* **WHAT IS REQUIRED**: In the listing below, find each line holding "student" and copy it.

═════ DATASET RECORDS ═════

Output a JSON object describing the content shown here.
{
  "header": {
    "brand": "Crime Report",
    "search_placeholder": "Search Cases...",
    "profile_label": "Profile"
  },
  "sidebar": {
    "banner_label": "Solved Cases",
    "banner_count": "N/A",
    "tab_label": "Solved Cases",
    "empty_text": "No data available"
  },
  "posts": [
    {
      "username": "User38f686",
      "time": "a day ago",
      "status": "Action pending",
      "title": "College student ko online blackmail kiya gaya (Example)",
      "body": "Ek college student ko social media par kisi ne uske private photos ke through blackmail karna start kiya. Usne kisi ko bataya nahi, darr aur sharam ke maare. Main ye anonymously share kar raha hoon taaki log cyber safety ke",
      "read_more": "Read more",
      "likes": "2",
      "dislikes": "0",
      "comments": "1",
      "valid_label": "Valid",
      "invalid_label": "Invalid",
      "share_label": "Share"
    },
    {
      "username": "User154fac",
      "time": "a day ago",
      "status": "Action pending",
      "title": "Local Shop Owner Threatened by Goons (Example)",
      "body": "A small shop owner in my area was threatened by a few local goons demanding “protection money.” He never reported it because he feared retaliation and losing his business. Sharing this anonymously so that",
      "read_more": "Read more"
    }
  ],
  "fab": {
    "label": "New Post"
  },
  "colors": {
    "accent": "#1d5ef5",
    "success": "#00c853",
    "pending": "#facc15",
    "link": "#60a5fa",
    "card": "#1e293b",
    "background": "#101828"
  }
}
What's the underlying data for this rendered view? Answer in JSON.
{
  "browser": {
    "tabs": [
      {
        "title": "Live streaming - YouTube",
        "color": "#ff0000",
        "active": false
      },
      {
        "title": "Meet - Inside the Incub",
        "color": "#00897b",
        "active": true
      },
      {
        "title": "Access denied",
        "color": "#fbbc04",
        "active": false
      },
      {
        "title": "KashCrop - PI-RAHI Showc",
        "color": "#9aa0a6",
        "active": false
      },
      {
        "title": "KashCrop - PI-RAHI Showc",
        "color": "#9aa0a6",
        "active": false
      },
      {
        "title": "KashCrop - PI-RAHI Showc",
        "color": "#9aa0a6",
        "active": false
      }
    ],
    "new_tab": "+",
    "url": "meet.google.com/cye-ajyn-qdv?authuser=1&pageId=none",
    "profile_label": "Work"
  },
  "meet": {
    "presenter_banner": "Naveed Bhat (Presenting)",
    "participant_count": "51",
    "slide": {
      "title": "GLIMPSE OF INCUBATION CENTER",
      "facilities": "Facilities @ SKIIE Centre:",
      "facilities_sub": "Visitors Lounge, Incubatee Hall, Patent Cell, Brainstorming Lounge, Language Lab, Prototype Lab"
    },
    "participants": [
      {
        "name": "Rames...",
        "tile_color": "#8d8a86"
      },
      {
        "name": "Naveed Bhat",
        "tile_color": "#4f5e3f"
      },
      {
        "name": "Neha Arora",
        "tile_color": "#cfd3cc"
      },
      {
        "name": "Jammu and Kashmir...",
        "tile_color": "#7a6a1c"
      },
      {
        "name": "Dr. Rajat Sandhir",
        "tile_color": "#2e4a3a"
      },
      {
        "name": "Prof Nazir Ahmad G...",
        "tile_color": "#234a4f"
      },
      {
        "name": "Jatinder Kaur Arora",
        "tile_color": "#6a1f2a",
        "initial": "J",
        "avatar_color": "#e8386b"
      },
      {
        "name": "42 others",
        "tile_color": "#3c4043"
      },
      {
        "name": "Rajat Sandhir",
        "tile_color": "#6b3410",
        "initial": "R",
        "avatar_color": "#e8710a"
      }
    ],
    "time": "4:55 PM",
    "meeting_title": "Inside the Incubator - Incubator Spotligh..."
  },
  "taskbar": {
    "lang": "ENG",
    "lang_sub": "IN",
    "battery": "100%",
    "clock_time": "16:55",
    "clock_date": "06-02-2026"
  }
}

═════

* **WRITTEN REPLY**:
      "title": "College student ko online blackmail kiya gaya (Example)",
      "body": "Ek college student ko social media par kisi ne uske private photos ke through blackmail karna start kiya. Usne kisi ko bataya nahi, darr aur sharam ke maare. Main ye anonymously share kar raha hoon taaki log cyber safety ke",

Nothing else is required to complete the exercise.